How do you read an everyday text?

Reading Social & Everyday Texts:
Some Frequently Asked Questions

During this class we will be responding to a wide range of “social texts­” — those typically encountered in certain academic spaces as well as those found in a variety of “everyday” spaces. While we will be asking the following questions of the texts we begin examining the first week of class, please hang onto this list as it will come in handy as you consider all the texts you encounter and produce throughout the quarter.

This list of questions is far from complete. Feel free to add to your list and to share your questions with others. Also, I’d encourage you to post any interesting, confusing, and “suspect” social texts you come across during our course.

  • What is the text? How would you classify and/or describe it? in other words, what aspects about the text help you identify it as a certain type of text? If there is any variation between “like” texts, what does each text have to have in common for us to group it as a “type”?
  • On issues of materiality, what is the text made out of? If the words appear on the text, are they handwritten, printed, stitched, embossed, etched, and so on? Does the text have visuals? If so, what are they made of? What difference does it make if a text is just words versus a combination of words, colors, visuals, and so on? Could the text be other than it is? In other words, could it be made out of other materials and have the same impact?
  • What “work” does the text do? What needs does the text fulfill? How is the text tumblr_nhkidzapQl1u0c6vuo1_1280“supposed” to be (or “normally”) used? Considering design.
  • Does the text come with direction for specific uses? Does it have multiple uses? What other things could one do with the text (for example, to doodle on, to tape things to, to annotate, to hold open doors or windows, to use as a calendar, and so on)?
  • Who, specifically, might have access to the text? What does one have to have, own, or use to even come in contact with the text?
  • Is the text necessary, or can we live without it? How would life be different if the text did not exist? If the text is not necessary, what needs/wants does it capitalize on to create a space for itself?
  • How does one read the text? Out loud? With emphasis? Silently or to oneself? Does one read the text left to right and top-down, or does one read it in another manner?
  • Is the text credited with having an author? Why or why not? What difference does that make? What does it say about the relationship of words/texts to authors?
  • Related to the previous question, who produces the text? Does it have coauthors or coproducers? How many people might be involved in the production, distribution, and reception of the text?
  • Is the text pretty much the whole thing, or does it, instead, introduce or otherwise illustrate the use of the object it is affixed to?
  • Does the text expect a response from readers? If so, how would you classify that response: emotional, intellectual, behavioral, other?
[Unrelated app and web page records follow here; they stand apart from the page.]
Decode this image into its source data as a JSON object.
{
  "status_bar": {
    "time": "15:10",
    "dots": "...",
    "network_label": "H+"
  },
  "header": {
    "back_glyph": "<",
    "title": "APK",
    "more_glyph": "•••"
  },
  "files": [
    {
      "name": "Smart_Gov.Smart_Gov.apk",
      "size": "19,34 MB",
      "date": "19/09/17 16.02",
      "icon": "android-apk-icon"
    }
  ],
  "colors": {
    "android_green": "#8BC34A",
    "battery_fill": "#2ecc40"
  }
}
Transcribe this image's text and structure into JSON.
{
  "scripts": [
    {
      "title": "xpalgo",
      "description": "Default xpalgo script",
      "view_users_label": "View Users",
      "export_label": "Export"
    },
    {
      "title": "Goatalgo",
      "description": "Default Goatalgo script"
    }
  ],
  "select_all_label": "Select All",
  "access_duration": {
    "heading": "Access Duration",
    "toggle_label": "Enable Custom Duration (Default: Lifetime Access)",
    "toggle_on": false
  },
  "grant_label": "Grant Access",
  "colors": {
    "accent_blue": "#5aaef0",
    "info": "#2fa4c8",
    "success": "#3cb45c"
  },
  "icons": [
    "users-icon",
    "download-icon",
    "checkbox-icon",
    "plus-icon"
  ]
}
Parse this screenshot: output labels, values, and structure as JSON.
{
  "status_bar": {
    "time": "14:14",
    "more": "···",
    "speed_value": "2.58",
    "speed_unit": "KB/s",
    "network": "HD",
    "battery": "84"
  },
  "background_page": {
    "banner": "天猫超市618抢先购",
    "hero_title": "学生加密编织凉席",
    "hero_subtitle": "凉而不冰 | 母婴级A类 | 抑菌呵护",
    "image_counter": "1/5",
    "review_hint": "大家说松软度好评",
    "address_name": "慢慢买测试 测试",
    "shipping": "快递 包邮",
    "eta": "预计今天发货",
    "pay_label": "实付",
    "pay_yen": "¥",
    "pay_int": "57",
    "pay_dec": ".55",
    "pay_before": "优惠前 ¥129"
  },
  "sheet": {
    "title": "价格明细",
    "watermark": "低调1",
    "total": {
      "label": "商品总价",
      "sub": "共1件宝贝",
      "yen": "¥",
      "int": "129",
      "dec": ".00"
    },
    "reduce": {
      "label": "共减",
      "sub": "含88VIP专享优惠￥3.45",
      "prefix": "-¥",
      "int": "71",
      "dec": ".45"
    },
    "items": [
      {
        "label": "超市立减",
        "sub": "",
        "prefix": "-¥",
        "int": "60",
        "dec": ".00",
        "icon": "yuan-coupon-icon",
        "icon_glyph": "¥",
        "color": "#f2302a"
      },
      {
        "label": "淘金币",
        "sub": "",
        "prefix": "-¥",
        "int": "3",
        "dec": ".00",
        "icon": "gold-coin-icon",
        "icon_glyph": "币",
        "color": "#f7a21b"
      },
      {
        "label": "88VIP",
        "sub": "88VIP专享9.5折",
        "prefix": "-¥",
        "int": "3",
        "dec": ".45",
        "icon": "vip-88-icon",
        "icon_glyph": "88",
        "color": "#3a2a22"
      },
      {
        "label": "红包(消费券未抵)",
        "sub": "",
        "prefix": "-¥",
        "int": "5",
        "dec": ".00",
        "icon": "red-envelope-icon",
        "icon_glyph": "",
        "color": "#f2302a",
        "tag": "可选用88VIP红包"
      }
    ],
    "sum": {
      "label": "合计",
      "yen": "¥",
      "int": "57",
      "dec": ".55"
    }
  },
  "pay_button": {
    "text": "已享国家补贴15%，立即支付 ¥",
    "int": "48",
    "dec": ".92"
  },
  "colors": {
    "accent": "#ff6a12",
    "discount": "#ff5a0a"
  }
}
Does one write on the text, save/collect the text? Pay extra for the text? Is the text socially valued? Seen as a nuisance? Saved or disposed of?
  • What does the existence of the text say about the values of the culture that produces it? What are the conditions (economic, historical, cultural, technological) that make this text possible? Is the text expressly associated with the United States? With this moment in history? Would people living in other places or at other times have had use for such a text?